In reality, the idea of a homogenous Japan is a myth. Japan is home to a large Korean community, and the number of foreign residents is at an all-time high, with an estimated 2.73 million living in Japan as of the end of last year.
But the myth of homogeneity persists and only serves to erase the lived experiences of mixed race people. Moreover, it is not uncommon that when I speak Japanese, I am often met with weak, broken English. I am aware that people are trying to be helpful. But as someone who has a basic grasp of the language, it is a grim reminder that no matter how hard I try, I will never be fully accepted. For the expats in Japan who’ve experienced this, it’s a minor annoyance. However, it causes me to question my identity. Am I not acting Japanese enough for them? Will I ever be accepted as the ethnicity that I am so often stereotyped as in the U.K.? Who and what am I?
The purpose of my year in Japan is not just to become fluent but also to reconcile my identity.
My classes, which are all language modules, only amplify these uncertainties. Whenever my name is called in class, I always feel the pause. The question on everyone’s mind: Why is there a Japanese person in a Japanese language class?
Once my staring classmates identify my halfness, I feel a certain expectation weigh down on me. Half-Japanese people are often perceived as proficient in both languages, which is an expectation that I cannot meet. I stumble over simple phrases when I have to read aloud in class. Words fall out of my mouth and scatter onto the ground. They fail to find their properly pronounced homes when they come from my lips.
When my Korean and Chinese classmates speak, though, their Japanese flows gently from their mouths, words rising sharply into the air, even though they’ve only been here maybe six months longer than I have. I’m ashamed that I speak more poorly than they do.
Worse still are my classes with other Japanese or half-Japanese students who have lived here for a while. The stress takes its toll; I even bailed on a class presentation because I was afraid of my classmates hearing my Japanese.
I crumble under the expectation that my name holds, and sometimes I would rather obscure my identity by asking the professor to use my Anglicized name, or to omit my last name altogether. I cannot shake the feeling that this is somehow antithetical to who I am, yet I continue to do so subconsciously. How long can I really continue doing this?
Lately, I’ve been writing out my full name. My tests, homework, and vocabulary exercises are now marked with a name that most would mistake for any other Japanese person. And that is exactly my intention. The purpose of my year in Japan is not just to become fluent but also to reconcile my identity. I’m a different kind of Japanese, but I’m still Japanese.
The world still can’t fathom identities that cross borders, but mixed race people break down those misconceptions every day.

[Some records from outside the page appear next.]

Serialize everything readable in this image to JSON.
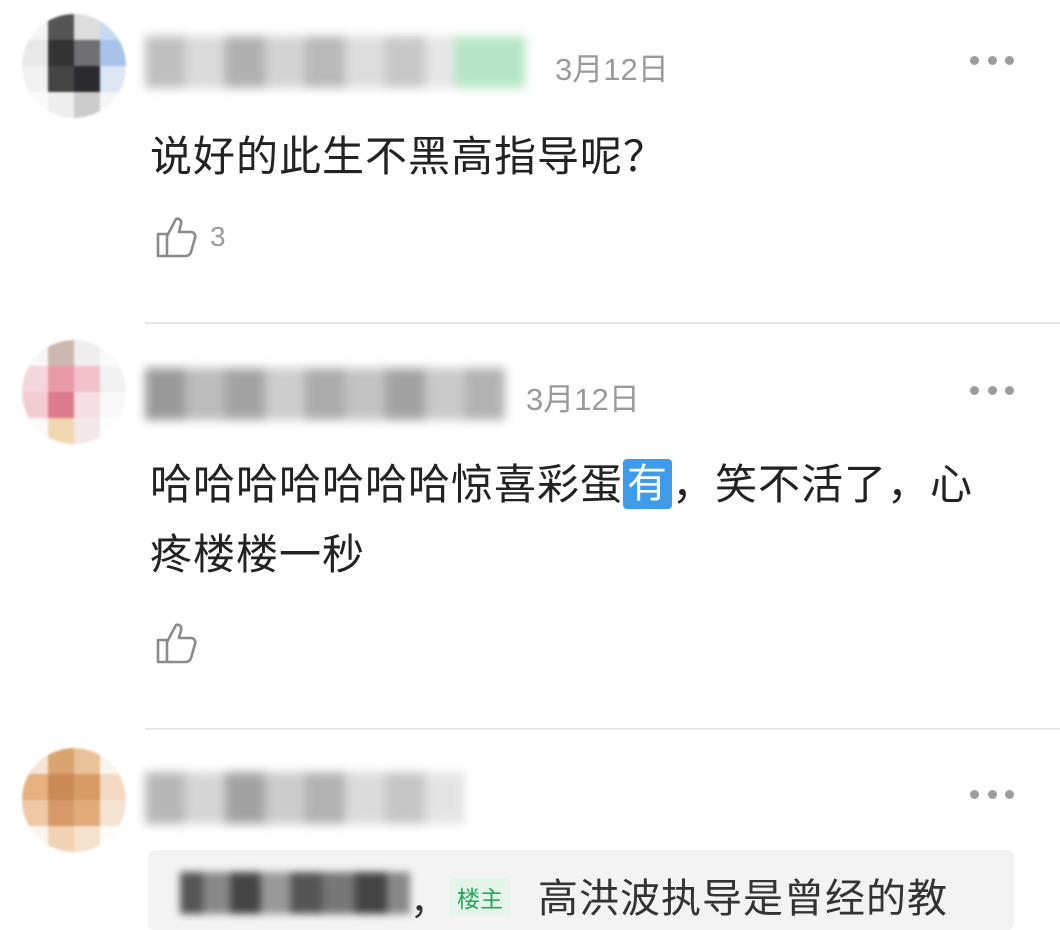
{
  "comments": [
    {
      "date": "3月12日",
      "text": "说好的此生不黑高指导呢？",
      "likes": "3",
      "more_label": "more-options"
    },
    {
      "date": "3月12日",
      "text_before": "哈哈哈哈哈哈哈惊喜彩蛋",
      "tag": "有",
      "text_after": "，笑不活了，心疼楼楼一秒",
      "likes": "",
      "more_label": "more-options"
    },
    {
      "date": "",
      "quote": {
        "op_badge": "楼主",
        "text": "高洪波执导是曾经的教",
        "comma": "，"
      },
      "more_label": "more-options"
    }
  ],
  "colors": {
    "accent_green": "#26a65b",
    "inline_tag_blue": "#3d9be9",
    "meta_gray": "#9a9a9a"
  },
  "icons": [
    "thumbs-up-icon",
    "more-dots-icon"
  ]
}
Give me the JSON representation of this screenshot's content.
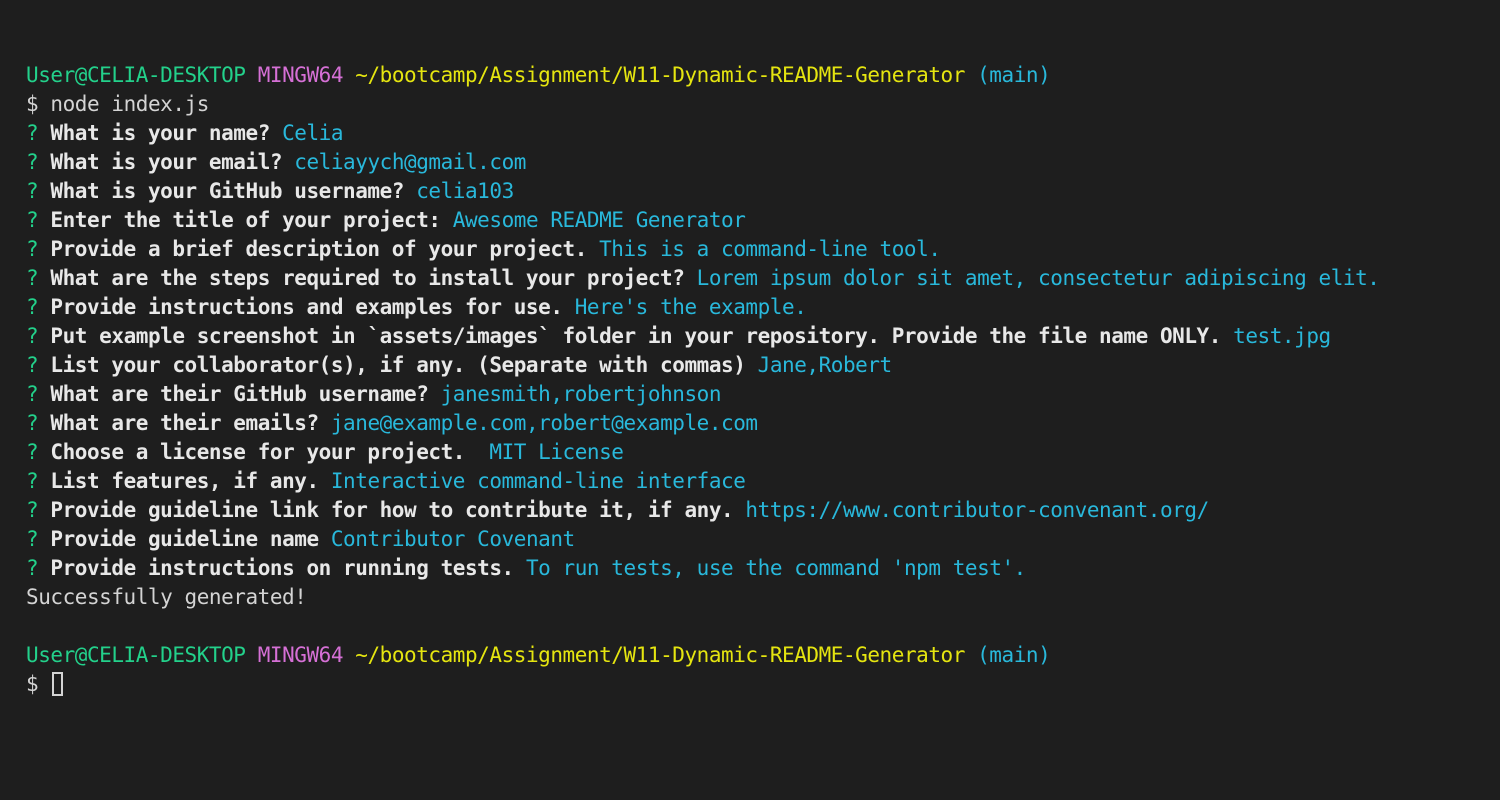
{
  "prompt": {
    "user": "User@CELIA-DESKTOP",
    "system": "MINGW64",
    "path": "~/bootcamp/Assignment/W11-Dynamic-README-Generator",
    "branch": "(main)",
    "symbol": "$"
  },
  "command": "node index.js",
  "question_marker": "?",
  "qa": [
    {
      "q": "What is your name?",
      "a": "Celia"
    },
    {
      "q": "What is your email?",
      "a": "celiayych@gmail.com"
    },
    {
      "q": "What is your GitHub username?",
      "a": "celia103"
    },
    {
      "q": "Enter the title of your project:",
      "a": "Awesome README Generator"
    },
    {
      "q": "Provide a brief description of your project.",
      "a": "This is a command-line tool."
    },
    {
      "q": "What are the steps required to install your project?",
      "a": "Lorem ipsum dolor sit amet, consectetur adipiscing elit."
    },
    {
      "q": "Provide instructions and examples for use.",
      "a": "Here's the example."
    },
    {
      "q": "Put example screenshot in `assets/images` folder in your repository. Provide the file name ONLY.",
      "a": "test.jpg"
    },
    {
      "q": "List your collaborator(s), if any. (Separate with commas)",
      "a": "Jane,Robert"
    },
    {
      "q": "What are their GitHub username?",
      "a": "janesmith,robertjohnson"
    },
    {
      "q": "What are their emails?",
      "a": "jane@example.com,robert@example.com"
    },
    {
      "q": "Choose a license for your project. ",
      "a": "MIT License"
    },
    {
      "q": "List features, if any.",
      "a": "Interactive command-line interface"
    },
    {
      "q": "Provide guideline link for how to contribute it, if any.",
      "a": "https://www.contributor-convenant.org/"
    },
    {
      "q": "Provide guideline name",
      "a": "Contributor Covenant"
    },
    {
      "q": "Provide instructions on running tests.",
      "a": "To run tests, use the command 'npm test'."
    }
  ],
  "result": "Successfully generated!"
}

We must have the strength to define ourselves, especially in the face of how we are perceived. For me, learning to be different has also meant learning to feel at home with my identity. And although nobody believes that I’m Japanese, I do. And that’s all the validation I need.